Sometimes the right choices are the hardest ones.
Detroit’s bankruptcy is a defining moment in the life of a great city. While no one can say for certain what lies ahead, there’s more reason to believe this is the start of a new beginning, not a final chapter with a sad ending. Bankruptcy gives City government the opportunity to restructure its finances so it can deliver better police, sanitation and transit services. One can only imagine how much additional growth Detroit could experience if it was safer, cleaner and more effective given the unprecedented level of private investment, foundation support and influx of young professionals occurring today.
The Governor said it best when he called on all of us to look at bankruptcy not as an end, but the beginning of improving the lives of the 700,000 people living in Detroit and those who come to work there every day.

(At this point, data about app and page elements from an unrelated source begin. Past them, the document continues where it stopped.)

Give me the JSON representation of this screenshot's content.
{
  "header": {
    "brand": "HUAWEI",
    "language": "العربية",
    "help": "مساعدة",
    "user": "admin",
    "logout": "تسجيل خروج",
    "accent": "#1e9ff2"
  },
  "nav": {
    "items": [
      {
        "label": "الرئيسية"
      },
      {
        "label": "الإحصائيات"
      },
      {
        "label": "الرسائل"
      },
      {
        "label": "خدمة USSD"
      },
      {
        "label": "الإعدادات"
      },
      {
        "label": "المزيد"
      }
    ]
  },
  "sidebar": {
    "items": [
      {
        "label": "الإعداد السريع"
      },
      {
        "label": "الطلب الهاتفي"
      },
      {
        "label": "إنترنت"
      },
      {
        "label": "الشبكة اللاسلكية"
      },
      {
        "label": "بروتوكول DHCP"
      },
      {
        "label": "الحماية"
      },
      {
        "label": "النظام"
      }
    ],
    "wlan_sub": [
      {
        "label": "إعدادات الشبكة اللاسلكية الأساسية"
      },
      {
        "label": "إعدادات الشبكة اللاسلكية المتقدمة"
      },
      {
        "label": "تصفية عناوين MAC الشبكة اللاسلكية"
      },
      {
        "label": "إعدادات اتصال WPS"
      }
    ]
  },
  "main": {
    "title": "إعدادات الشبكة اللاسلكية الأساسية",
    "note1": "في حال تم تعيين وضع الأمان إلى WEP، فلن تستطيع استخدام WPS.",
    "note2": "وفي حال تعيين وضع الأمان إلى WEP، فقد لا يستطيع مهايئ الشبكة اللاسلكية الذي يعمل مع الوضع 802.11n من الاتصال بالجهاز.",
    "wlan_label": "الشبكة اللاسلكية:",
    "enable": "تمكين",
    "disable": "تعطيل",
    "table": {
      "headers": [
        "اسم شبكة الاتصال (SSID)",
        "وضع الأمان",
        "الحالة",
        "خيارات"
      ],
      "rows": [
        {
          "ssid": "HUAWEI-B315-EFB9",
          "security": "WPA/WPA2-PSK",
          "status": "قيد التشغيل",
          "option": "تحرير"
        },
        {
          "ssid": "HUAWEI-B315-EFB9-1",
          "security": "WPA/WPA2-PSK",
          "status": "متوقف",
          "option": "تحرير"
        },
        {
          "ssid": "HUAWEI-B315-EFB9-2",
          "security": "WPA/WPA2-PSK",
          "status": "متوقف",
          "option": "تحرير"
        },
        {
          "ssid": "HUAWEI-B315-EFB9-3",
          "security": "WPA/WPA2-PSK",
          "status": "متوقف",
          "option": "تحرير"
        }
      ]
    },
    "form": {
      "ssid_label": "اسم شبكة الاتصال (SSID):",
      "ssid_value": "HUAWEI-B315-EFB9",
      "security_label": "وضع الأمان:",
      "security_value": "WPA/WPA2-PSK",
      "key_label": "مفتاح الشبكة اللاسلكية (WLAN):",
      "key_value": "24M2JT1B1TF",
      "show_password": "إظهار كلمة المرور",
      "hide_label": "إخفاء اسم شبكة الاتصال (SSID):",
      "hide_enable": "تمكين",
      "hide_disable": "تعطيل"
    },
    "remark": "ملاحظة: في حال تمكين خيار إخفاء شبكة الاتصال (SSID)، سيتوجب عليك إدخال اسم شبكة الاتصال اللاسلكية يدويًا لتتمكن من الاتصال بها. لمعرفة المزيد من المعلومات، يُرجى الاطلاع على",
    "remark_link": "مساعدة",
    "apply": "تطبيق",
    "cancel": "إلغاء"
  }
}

No one can be surprised bankruptcy happened. Business Leaders for Michigan’s predecessor, Detroit Renaissance, funded the completion of restructuring plans for nearly every Administration over the past thirty years. Each one identified a looming crisis and outlined steps that would save money and improve services. But few of the recommendations were fully implemented and many were ignored.